_Activity:_ Take each line of the material that includes "this" and copy it.
____ The data
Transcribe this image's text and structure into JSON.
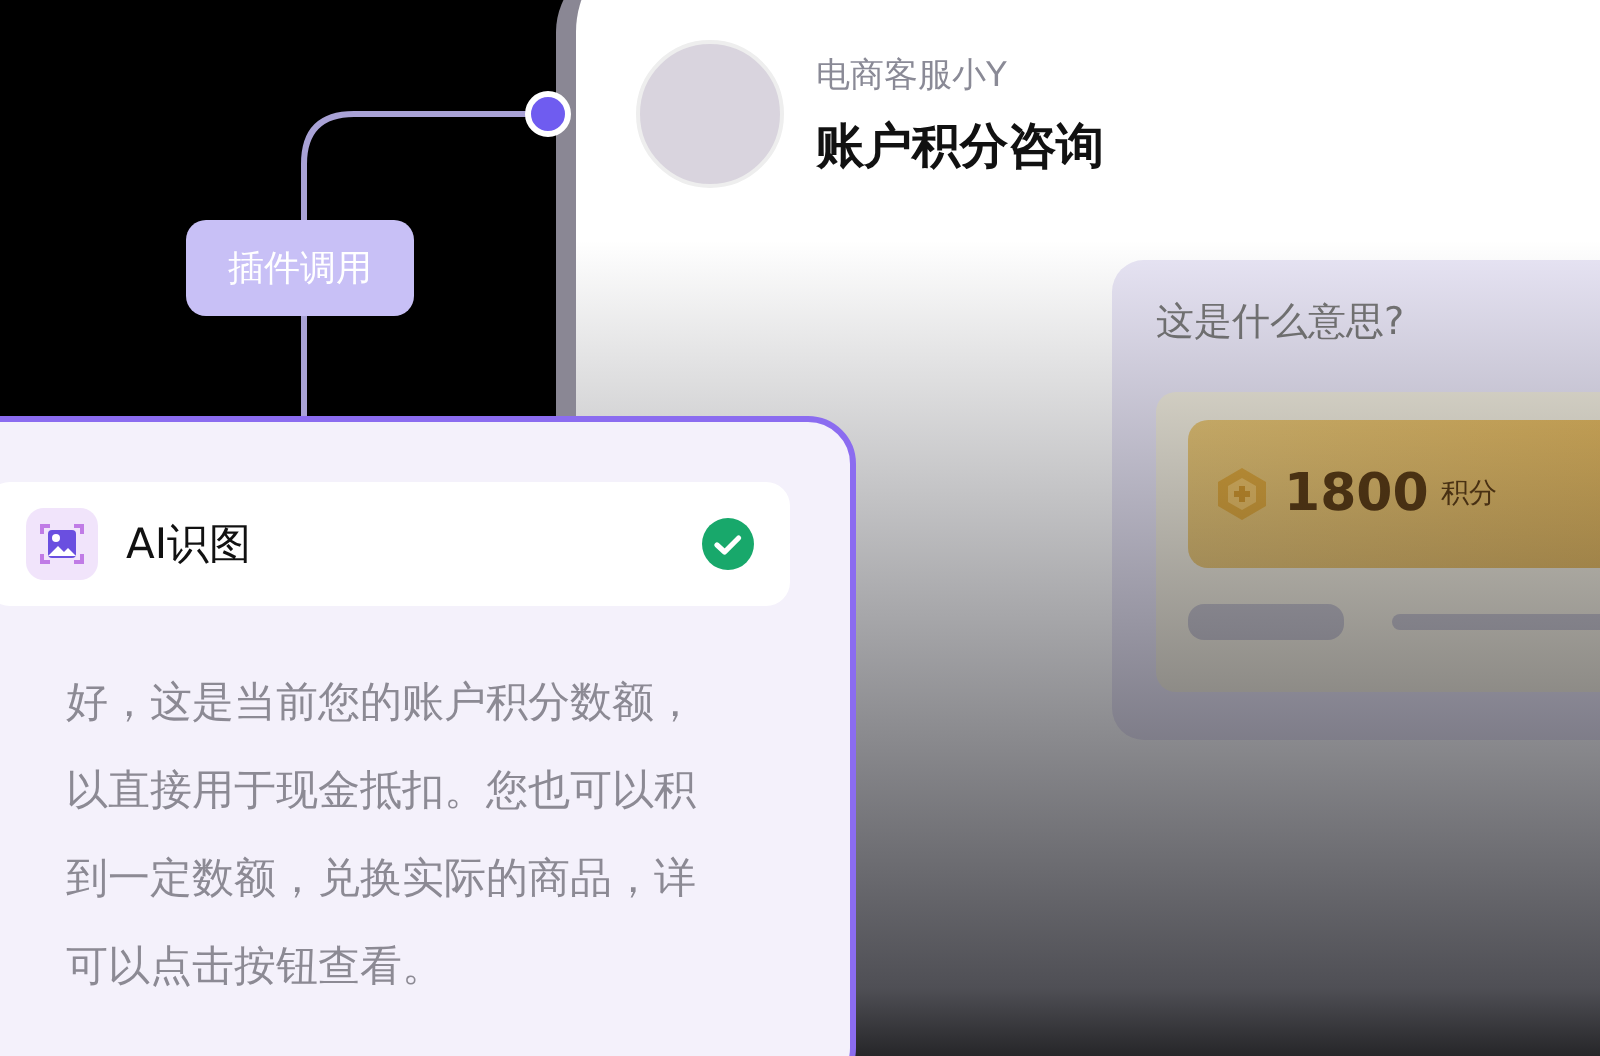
{
  "flow": {
    "step_label": "插件调用"
  },
  "chat": {
    "agent_name": "电商客服小Y",
    "topic": "账户积分咨询",
    "user_message": "这是什么意思?",
    "points_card": {
      "amount": "1800",
      "unit": "积分"
    }
  },
  "tool_card": {
    "title": "AI识图",
    "completed": true,
    "lines": [
      "好，这是当前您的账户积分数额，",
      "以直接用于现金抵扣。您也可以积",
      "到一定数额，兑换实际的商品，详",
      "可以点击按钮查看。"
    ]
  }
}
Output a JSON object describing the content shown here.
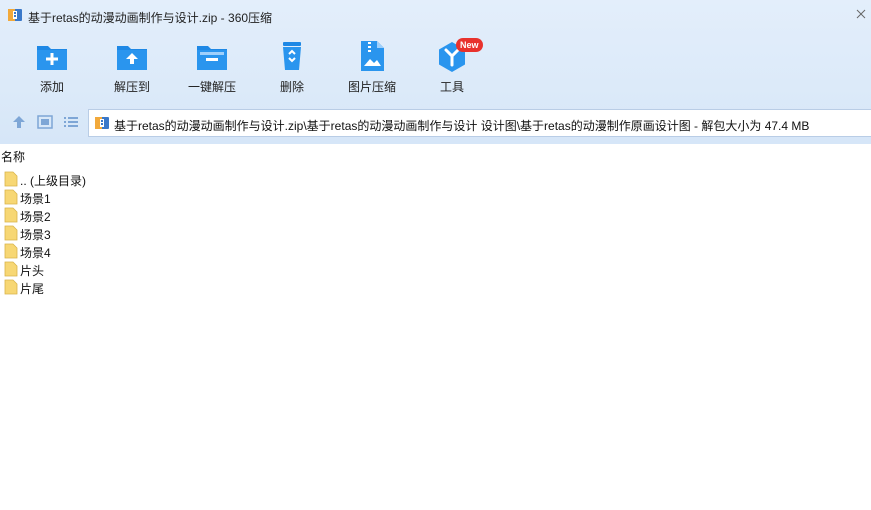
{
  "window": {
    "title": "基于retas的动漫动画制作与设计.zip - 360压缩"
  },
  "toolbar": {
    "items": [
      {
        "label": "添加",
        "icon": "add-folder-icon"
      },
      {
        "label": "解压到",
        "icon": "extract-to-icon"
      },
      {
        "label": "一键解压",
        "icon": "one-click-extract-icon"
      },
      {
        "label": "删除",
        "icon": "recycle-bin-icon"
      },
      {
        "label": "图片压缩",
        "icon": "image-compress-icon"
      },
      {
        "label": "工具",
        "icon": "tools-icon",
        "badge": "New"
      }
    ]
  },
  "navbar": {
    "path": "基于retas的动漫动画制作与设计.zip\\基于retas的动漫动画制作与设计 设计图\\基于retas的动漫制作原画设计图 - 解包大小为 47.4 MB"
  },
  "list": {
    "column_name": "名称",
    "items": [
      {
        "name": ".. (上级目录)"
      },
      {
        "name": "场景1"
      },
      {
        "name": "场景2"
      },
      {
        "name": "场景3"
      },
      {
        "name": "场景4"
      },
      {
        "name": "片头"
      },
      {
        "name": "片尾"
      }
    ]
  },
  "colors": {
    "toolbar_blue": "#1e88e5",
    "folder_yellow": "#f7d774",
    "badge_red": "#e8322d"
  }
}
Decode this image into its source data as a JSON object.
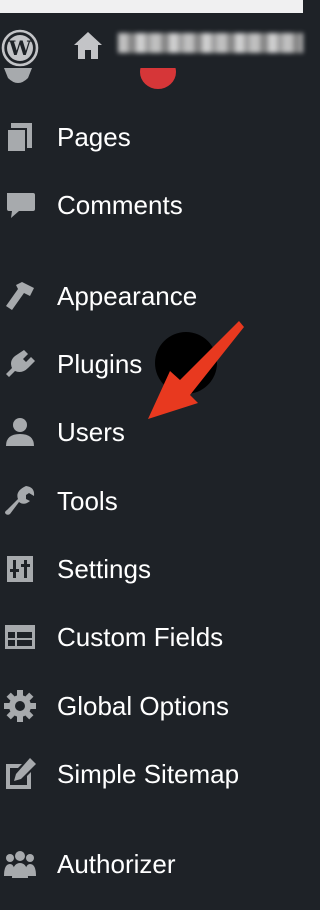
{
  "admin_bar": {
    "logo_icon": "wordpress-logo-icon",
    "home_icon": "home-icon"
  },
  "menu": {
    "items": [
      {
        "label": "Pages",
        "icon": "pages-icon"
      },
      {
        "label": "Comments",
        "icon": "comments-icon"
      },
      {
        "label": "Appearance",
        "icon": "appearance-icon"
      },
      {
        "label": "Plugins",
        "icon": "plugins-icon"
      },
      {
        "label": "Users",
        "icon": "users-icon"
      },
      {
        "label": "Tools",
        "icon": "tools-icon"
      },
      {
        "label": "Settings",
        "icon": "settings-icon"
      },
      {
        "label": "Custom Fields",
        "icon": "custom-fields-icon"
      },
      {
        "label": "Global Options",
        "icon": "global-options-icon"
      },
      {
        "label": "Simple Sitemap",
        "icon": "simple-sitemap-icon"
      },
      {
        "label": "Authorizer",
        "icon": "authorizer-icon"
      }
    ]
  },
  "annotation": {
    "color": "#e8391f"
  }
}
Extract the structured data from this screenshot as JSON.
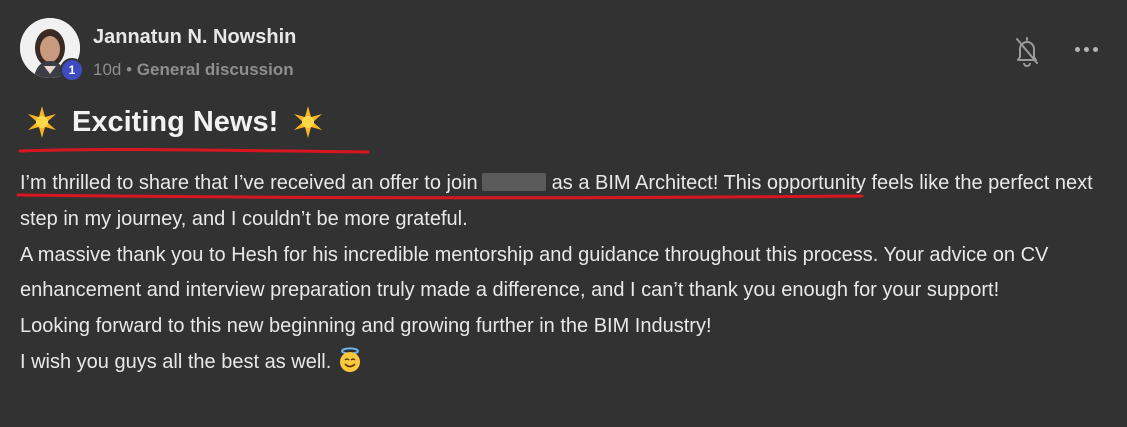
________
_Answer box:_
Transcribe this image's text and structure into JSON.
Decode this image into its source data as a JSON object.
Extract the structured data from this screenshot as JSON.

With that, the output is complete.